Watches & Wonders isn’t an awards show like the Oscars, it’s a trade show, so really nobody actually wins anything (except future sales). It’s up to watch enthusiasts to decide who took home best in show or most innovative. We won’t be breaking them up into categories like that, but we are going to talk about who really knocked it out of the park this year at Watches & Wonders.
Rolex came out swinging this year with a flurry of new releases and most of them are actually interesting in comparison to last year! First up we have the Rolex Cosmograph Daytona, the showstopper, but even so, the changes made to the sub-dials may make this less desirable to some, but judging by the reaction online, people are in love with this watch.
The new GMT-Master II is a first for the brand having combined Oystersteel and yellow gold. This is an absolute Wolf of Wall Street style of watch alongside the completely all 18kt yellow gold variant.

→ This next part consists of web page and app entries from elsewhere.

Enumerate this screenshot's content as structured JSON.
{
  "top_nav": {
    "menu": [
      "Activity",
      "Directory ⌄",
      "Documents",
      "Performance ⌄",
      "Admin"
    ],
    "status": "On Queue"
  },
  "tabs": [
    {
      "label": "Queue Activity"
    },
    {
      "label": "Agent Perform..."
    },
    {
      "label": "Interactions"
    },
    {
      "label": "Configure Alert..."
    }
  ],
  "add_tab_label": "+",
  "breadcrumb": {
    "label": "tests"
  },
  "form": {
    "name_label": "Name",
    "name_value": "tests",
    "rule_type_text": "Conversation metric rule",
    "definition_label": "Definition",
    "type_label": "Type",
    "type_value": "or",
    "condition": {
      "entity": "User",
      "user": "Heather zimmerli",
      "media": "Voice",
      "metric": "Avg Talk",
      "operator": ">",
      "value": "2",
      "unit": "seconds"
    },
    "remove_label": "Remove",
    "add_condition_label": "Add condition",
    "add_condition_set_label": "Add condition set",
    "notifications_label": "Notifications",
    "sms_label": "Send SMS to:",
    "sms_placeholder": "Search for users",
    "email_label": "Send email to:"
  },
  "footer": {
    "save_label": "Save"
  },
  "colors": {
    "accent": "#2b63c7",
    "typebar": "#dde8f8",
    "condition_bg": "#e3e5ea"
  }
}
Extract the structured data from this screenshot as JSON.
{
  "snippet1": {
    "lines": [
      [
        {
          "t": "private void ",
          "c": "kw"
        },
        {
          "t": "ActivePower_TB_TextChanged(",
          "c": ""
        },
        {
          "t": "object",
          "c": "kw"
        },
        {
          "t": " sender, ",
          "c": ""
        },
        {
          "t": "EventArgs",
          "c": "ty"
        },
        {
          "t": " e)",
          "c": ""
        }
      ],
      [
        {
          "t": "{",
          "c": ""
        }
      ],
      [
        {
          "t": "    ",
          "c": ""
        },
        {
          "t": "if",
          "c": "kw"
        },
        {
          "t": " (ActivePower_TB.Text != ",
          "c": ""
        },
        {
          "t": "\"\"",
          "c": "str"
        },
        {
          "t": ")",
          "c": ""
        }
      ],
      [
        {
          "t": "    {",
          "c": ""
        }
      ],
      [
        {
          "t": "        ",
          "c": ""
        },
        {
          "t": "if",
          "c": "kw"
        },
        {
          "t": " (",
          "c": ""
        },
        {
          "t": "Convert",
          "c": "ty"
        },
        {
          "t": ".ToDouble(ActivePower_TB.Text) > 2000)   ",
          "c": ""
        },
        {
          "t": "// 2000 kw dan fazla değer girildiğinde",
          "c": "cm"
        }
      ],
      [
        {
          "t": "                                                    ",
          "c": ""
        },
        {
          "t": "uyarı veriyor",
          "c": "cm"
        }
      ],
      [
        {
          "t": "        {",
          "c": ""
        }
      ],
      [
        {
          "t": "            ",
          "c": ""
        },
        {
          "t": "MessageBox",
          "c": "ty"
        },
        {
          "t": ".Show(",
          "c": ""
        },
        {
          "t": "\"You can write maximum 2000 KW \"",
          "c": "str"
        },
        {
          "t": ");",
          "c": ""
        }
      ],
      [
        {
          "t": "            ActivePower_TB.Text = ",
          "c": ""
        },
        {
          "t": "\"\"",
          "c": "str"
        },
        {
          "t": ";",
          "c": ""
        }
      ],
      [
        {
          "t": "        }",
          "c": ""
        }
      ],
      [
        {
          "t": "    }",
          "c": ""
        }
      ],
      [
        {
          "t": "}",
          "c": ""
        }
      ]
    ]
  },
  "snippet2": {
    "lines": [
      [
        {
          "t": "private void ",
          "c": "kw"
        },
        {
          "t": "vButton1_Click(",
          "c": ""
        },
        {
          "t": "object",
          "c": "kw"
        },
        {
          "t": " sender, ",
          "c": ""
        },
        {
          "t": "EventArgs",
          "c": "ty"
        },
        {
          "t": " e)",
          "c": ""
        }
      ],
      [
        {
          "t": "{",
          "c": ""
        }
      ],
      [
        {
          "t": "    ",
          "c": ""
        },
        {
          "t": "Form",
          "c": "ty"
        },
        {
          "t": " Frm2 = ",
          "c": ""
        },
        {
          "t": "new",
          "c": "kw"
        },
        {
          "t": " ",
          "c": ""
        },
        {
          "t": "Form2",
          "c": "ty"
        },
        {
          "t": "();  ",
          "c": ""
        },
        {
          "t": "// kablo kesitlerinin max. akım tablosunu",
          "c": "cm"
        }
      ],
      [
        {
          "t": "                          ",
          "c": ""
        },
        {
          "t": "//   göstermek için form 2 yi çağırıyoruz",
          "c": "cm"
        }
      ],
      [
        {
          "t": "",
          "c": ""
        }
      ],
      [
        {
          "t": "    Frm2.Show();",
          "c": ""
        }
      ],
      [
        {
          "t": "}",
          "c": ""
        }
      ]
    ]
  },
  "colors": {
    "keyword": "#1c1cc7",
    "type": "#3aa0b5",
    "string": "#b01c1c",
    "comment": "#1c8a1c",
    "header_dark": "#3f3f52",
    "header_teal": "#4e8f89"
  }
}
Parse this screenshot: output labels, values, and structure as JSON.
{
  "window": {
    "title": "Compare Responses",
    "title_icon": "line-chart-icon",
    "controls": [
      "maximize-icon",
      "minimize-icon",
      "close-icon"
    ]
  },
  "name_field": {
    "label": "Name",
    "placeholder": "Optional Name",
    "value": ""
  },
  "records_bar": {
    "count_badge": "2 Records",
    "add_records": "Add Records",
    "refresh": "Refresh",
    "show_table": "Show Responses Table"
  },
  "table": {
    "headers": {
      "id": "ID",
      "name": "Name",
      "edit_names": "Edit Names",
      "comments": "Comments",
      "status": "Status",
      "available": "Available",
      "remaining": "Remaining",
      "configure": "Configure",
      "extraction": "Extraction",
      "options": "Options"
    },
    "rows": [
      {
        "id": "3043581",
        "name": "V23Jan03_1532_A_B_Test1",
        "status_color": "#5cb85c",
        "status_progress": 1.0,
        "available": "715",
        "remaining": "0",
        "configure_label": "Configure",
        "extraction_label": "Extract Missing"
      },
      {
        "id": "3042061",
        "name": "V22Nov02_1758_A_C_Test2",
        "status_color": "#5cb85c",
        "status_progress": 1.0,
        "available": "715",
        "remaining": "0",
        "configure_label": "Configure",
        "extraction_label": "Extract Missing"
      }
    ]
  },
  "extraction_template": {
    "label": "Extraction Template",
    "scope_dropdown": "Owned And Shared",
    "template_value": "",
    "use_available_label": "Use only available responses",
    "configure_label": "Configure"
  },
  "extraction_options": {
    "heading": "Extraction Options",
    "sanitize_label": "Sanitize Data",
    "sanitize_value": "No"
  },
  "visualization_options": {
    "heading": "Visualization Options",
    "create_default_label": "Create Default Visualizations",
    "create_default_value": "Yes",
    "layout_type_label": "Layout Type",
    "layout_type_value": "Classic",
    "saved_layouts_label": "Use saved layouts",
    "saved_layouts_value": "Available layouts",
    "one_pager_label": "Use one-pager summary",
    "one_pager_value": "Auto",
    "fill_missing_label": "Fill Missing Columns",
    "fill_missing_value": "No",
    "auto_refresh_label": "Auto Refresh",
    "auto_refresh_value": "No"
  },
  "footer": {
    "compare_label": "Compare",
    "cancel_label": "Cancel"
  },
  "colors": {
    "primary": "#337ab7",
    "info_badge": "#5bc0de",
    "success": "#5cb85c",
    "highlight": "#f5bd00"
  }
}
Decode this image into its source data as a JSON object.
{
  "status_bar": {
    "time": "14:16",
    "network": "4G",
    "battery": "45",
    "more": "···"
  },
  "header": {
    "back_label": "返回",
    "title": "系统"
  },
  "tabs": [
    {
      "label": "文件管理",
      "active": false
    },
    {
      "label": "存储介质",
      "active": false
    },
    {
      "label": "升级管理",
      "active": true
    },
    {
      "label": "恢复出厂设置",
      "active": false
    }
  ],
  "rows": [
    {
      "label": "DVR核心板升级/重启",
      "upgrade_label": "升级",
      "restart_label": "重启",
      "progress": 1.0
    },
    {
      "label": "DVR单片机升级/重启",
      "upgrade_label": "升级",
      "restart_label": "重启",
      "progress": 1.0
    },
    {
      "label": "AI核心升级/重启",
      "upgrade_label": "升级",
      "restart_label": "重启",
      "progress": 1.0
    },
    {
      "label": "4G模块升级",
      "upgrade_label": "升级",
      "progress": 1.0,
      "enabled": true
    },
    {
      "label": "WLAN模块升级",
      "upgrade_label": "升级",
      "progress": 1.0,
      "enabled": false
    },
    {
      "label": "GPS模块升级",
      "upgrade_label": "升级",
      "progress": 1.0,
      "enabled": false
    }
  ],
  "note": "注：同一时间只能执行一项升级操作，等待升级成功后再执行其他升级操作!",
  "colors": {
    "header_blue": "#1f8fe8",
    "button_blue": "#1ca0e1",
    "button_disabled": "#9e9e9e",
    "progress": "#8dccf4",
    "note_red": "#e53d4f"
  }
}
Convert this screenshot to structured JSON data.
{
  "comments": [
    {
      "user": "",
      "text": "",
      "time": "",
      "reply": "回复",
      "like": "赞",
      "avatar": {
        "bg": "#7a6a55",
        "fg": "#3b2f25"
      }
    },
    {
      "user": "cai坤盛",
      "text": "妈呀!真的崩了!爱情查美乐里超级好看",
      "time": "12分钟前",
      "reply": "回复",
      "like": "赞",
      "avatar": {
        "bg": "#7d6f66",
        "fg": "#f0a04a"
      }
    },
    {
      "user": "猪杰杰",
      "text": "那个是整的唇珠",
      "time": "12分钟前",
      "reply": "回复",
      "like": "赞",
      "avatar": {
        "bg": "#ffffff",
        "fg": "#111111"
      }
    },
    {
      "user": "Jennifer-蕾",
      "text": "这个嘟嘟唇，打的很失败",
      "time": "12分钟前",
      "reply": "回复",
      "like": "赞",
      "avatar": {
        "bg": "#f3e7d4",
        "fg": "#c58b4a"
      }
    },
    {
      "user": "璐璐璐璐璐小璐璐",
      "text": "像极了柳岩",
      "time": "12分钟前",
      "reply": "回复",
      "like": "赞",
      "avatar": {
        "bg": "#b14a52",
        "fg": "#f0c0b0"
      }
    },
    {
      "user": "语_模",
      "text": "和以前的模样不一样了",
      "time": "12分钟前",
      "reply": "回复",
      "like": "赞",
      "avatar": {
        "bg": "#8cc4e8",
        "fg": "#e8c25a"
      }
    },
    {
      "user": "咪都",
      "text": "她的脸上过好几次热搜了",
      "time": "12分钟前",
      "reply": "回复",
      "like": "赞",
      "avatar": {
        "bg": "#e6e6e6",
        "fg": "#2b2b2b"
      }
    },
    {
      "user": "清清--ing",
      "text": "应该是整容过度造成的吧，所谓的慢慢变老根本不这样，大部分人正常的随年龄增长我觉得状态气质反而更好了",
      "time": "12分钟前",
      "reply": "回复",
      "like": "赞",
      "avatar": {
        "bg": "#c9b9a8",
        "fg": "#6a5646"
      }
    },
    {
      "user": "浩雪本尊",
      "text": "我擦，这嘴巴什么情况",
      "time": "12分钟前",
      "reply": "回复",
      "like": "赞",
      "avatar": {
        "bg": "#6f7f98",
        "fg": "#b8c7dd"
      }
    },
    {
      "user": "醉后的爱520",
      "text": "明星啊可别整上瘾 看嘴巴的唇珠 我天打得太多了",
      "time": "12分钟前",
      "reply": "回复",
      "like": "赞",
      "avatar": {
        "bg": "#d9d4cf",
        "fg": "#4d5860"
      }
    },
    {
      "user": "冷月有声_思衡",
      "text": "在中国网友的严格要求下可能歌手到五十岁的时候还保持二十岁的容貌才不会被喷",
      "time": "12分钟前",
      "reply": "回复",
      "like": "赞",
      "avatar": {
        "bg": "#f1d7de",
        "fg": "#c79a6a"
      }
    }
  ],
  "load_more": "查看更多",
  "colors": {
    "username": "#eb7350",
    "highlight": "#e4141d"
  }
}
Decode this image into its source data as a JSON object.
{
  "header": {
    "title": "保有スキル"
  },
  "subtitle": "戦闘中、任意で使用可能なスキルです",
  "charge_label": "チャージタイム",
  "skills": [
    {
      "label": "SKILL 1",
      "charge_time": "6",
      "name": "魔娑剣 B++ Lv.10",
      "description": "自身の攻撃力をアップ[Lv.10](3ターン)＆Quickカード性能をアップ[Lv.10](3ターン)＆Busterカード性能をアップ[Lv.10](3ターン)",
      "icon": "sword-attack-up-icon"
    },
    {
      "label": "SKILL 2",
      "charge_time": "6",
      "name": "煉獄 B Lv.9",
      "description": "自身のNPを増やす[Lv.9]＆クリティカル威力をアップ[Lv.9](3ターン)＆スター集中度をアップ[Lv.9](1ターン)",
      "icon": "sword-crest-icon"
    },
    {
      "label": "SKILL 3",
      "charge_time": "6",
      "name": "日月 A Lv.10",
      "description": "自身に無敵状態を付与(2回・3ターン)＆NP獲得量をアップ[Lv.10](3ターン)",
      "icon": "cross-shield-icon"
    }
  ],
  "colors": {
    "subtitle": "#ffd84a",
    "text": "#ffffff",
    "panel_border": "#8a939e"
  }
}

Rolex was able to have fun this year and two watches exemplify that – the new Oyster Perpetual with bouncy balls on the dial and the puzzle piece Day-Date 36. These are absolutely to die for, especially the puzzle piece model which adds emojis in the date window and phrases like “Love” in the day window. These will be collectors’ items for sure.
IWC didn’t do anything crazy for casuals in the market, but those who know their history, know that the Ingenieur Automatic 40 is something special. Originally created in 1955, it is most frequently associated with Gérald Genta due to his work on the model during the 1970s. This new version takes on the aesthetic codes of Genta’s Ingenieur and brings it into the modern day. This may be an exaggeration, but this has to be one of the most exciting things IWC have released in a while.
A. Lange & Sohne
A. Lange & Sohne released one watch and one watch only, the Odysseus Chronograph. This is their first chronograph with a self-winding movement and is simply gorgeous to look at. Who needs this? No one. Who will buy this? Maybe three people and the other two pieces will stay behind closed doors only to be brought out for exhibitions.
Hublot, for all their flaws, are almost always exciting. What are they going to do next? Maybe a full carbon tourbillon? Who would’ve guessed! Hublot are like the bad boys of the watchmaking world as we quietly whisper, I can fix them. They aren’t perfect, but when you have an MP-13 Tourbillon Bi-Axis Retrograde that looks like a colosseum gazing upon the carnage that is the movement, you can’t be too mad.
The rest of the releases are okay with generic movements and over-the-top designs in true Hublot fashion, but when Hublot are good, they are so incredibly interesting that they are worth mentioning. There is a big problem though, the titanium Orlinski has a design that is absolutely stunning, but they’ve cheaped out on the movement once again, putting in an ETA movement. So you have a great design with lacklustre mechanics, wouldn’t be a problem if the price reflected that, but that’s a discussion for another day.
Arnold & Son
Arnold & Son are included here purely because of the Globetrotter Platinum, which if you’re going to bring a wonder to Watches & Wonders, this is it. It’s stunning horology in a way that only a few marques can do. This isn’t for everyone, and it’s hardly meant to be, this instead is a bit of art for the wrist. It’s an absolute stand-out in what were quite a few interesting releases from Arnold & Son.